## EXERCISE DIRECTIONS
Where a line of the records contains the word "Microsoft", show that line.

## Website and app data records
——
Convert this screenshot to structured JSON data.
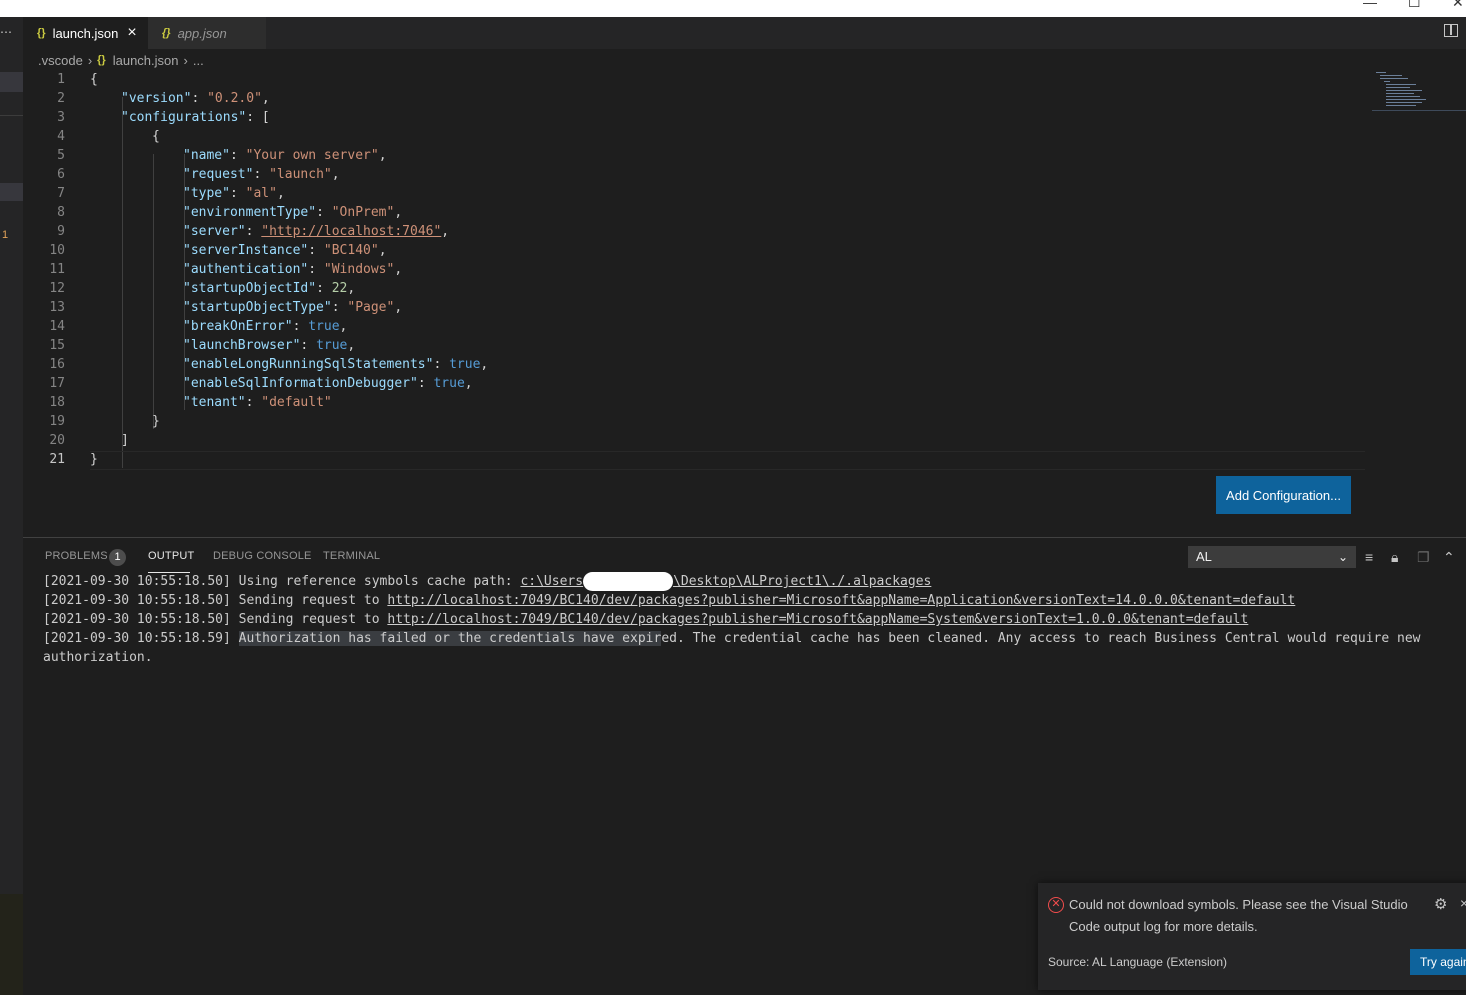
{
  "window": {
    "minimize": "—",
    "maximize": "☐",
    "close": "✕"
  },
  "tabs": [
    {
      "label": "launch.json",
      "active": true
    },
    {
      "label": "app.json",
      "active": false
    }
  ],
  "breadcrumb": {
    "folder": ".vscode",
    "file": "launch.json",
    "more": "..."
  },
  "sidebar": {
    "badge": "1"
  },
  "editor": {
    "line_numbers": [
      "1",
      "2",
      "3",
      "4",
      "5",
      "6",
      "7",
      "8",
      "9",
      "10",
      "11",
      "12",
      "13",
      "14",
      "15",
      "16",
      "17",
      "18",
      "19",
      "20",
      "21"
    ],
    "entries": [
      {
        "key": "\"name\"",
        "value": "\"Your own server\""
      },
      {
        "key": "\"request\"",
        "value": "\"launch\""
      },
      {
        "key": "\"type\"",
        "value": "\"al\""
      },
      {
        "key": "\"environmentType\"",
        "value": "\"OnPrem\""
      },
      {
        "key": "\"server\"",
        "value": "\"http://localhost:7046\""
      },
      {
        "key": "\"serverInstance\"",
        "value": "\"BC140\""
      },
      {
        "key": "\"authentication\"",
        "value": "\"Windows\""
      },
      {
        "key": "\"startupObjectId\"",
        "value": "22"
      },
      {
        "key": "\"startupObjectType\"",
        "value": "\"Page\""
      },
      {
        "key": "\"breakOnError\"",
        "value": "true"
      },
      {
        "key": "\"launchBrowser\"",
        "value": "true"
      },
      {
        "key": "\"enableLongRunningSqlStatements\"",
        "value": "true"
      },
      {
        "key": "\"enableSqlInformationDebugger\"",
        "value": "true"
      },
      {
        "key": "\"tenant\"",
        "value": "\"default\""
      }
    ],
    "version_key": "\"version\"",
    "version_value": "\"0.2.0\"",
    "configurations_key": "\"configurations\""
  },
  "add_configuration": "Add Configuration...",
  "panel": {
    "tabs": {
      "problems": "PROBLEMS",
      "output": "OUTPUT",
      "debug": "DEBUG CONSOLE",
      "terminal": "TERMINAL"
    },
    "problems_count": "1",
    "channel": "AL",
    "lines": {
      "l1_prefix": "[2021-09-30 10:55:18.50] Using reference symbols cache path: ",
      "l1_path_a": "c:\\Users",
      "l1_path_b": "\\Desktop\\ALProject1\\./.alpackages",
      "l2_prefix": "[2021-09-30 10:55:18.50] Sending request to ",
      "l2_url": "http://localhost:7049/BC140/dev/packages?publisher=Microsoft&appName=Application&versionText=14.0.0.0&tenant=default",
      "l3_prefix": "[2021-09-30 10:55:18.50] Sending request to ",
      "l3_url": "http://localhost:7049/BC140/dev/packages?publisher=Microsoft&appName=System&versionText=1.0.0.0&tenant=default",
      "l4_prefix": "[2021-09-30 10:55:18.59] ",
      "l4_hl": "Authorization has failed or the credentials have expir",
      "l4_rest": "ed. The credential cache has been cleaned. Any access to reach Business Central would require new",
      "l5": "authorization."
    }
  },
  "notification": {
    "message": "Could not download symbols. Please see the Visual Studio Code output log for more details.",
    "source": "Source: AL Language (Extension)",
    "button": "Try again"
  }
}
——
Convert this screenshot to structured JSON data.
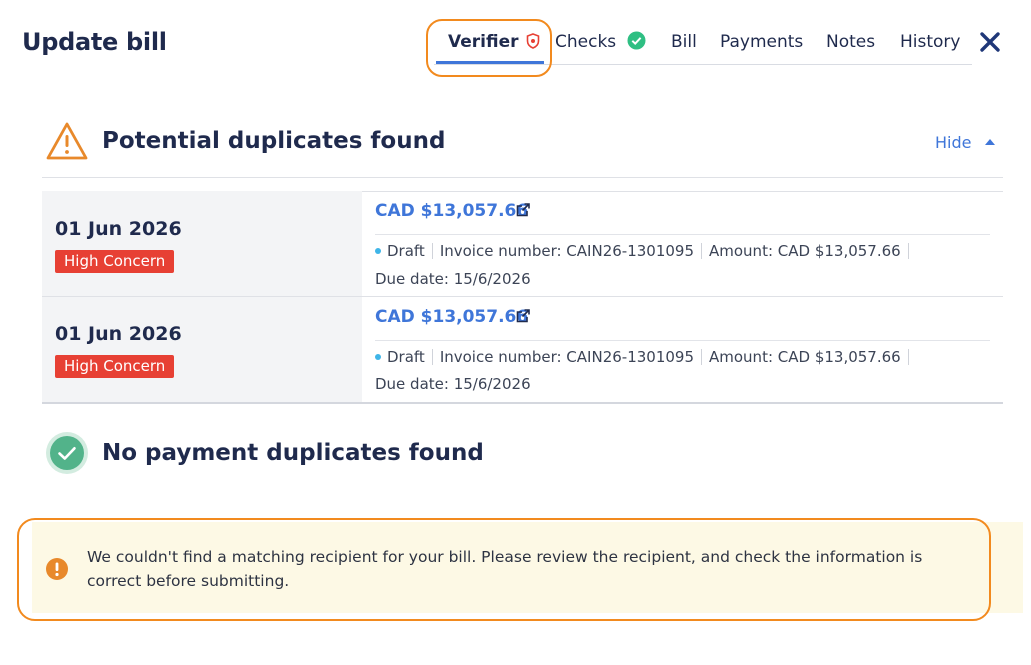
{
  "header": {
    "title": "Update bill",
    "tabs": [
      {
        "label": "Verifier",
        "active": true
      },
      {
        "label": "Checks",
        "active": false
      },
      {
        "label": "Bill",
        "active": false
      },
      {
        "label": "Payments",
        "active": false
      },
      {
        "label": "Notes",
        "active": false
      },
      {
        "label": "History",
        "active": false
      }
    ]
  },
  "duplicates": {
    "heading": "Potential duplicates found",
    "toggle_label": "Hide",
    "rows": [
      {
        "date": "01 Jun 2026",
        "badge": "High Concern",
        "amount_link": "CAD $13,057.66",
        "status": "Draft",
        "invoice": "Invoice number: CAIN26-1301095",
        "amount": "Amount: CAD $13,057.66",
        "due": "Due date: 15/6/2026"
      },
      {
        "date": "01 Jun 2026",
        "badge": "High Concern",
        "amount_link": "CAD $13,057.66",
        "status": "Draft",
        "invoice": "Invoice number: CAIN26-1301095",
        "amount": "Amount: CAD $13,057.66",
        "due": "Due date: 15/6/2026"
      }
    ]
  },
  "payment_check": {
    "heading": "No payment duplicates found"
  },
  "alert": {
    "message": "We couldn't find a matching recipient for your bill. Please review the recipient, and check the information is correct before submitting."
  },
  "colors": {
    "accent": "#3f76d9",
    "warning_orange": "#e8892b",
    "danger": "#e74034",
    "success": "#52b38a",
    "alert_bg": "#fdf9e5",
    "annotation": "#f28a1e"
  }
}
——
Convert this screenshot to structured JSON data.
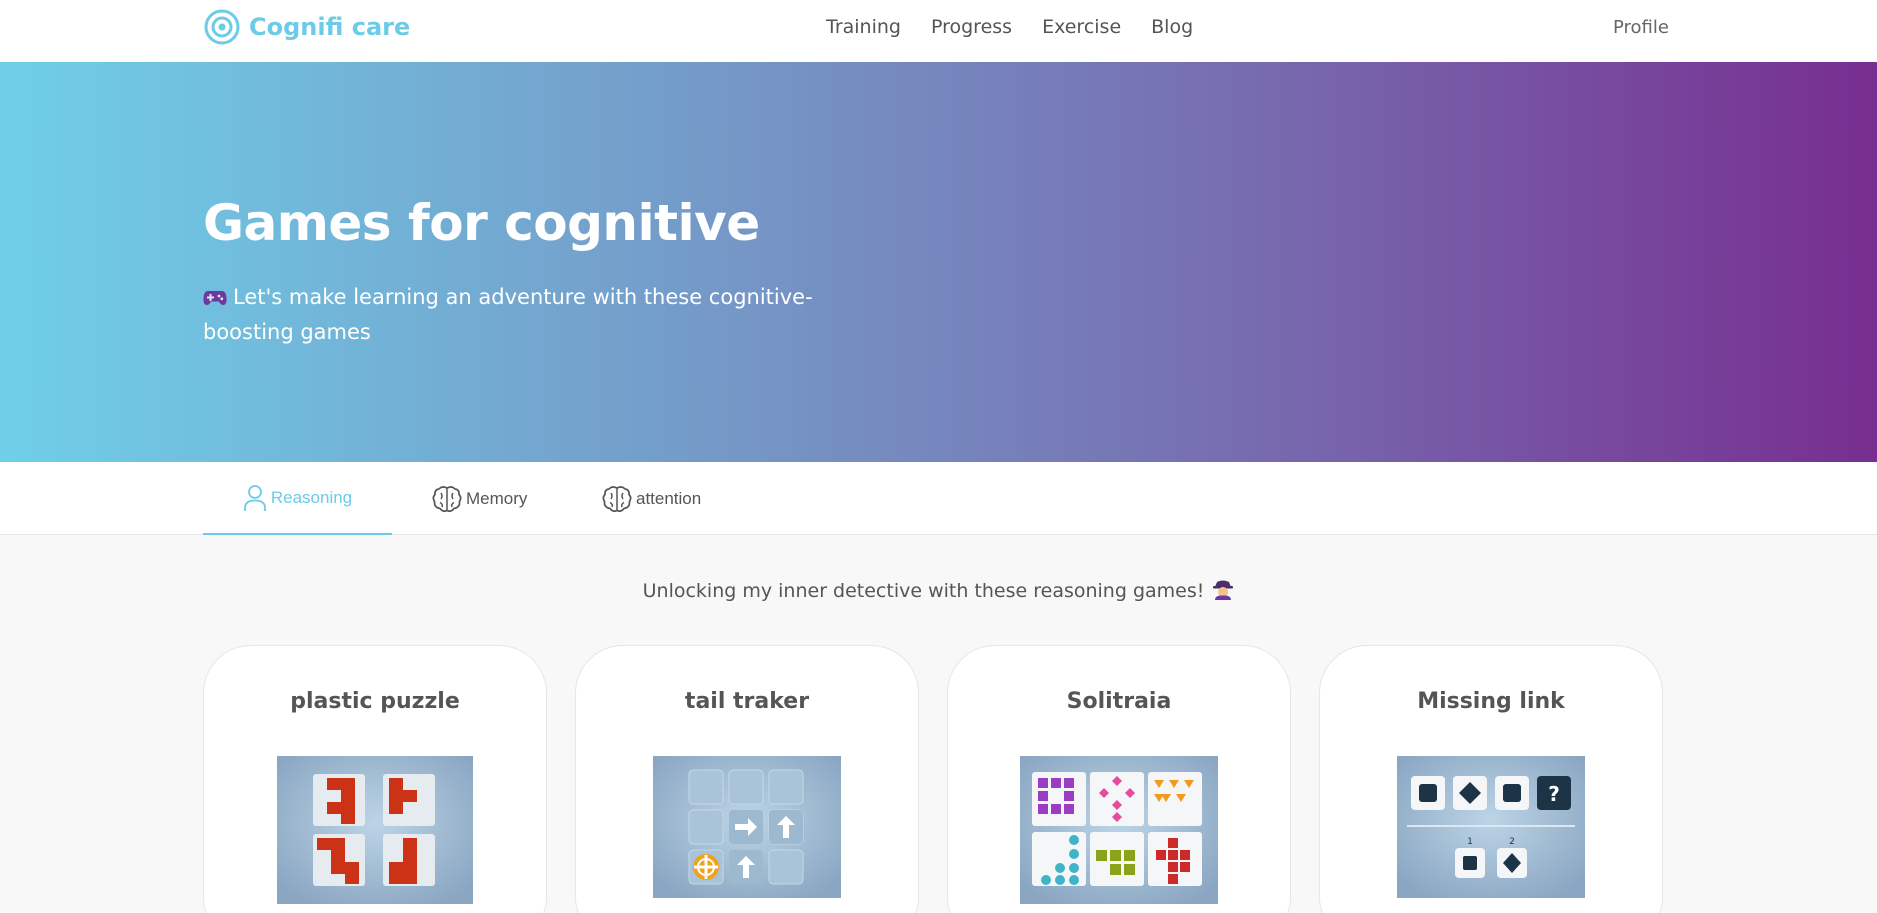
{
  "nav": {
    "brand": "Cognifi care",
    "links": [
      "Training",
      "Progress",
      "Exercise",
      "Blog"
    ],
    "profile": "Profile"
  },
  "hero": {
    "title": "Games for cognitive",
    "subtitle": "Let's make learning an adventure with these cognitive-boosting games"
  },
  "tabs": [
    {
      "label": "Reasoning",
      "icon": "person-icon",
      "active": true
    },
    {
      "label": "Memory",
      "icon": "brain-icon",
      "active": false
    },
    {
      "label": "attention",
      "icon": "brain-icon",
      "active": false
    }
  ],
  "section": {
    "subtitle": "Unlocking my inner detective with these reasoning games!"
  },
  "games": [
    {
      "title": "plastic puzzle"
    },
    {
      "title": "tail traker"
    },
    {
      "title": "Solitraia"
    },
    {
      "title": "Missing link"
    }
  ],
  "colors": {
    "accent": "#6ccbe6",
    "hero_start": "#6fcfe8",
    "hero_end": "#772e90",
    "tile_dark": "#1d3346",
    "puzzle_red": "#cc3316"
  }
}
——
## REPLY TO THE EXERCISE
      "l2_url": "http://localhost:7049/BC140/dev/packages?publisher=Microsoft&appName=Application&versionText=14.0.0.0&tenant=default",
      "l3_url": "http://localhost:7049/BC140/dev/packages?publisher=Microsoft&appName=System&versionText=1.0.0.0&tenant=default",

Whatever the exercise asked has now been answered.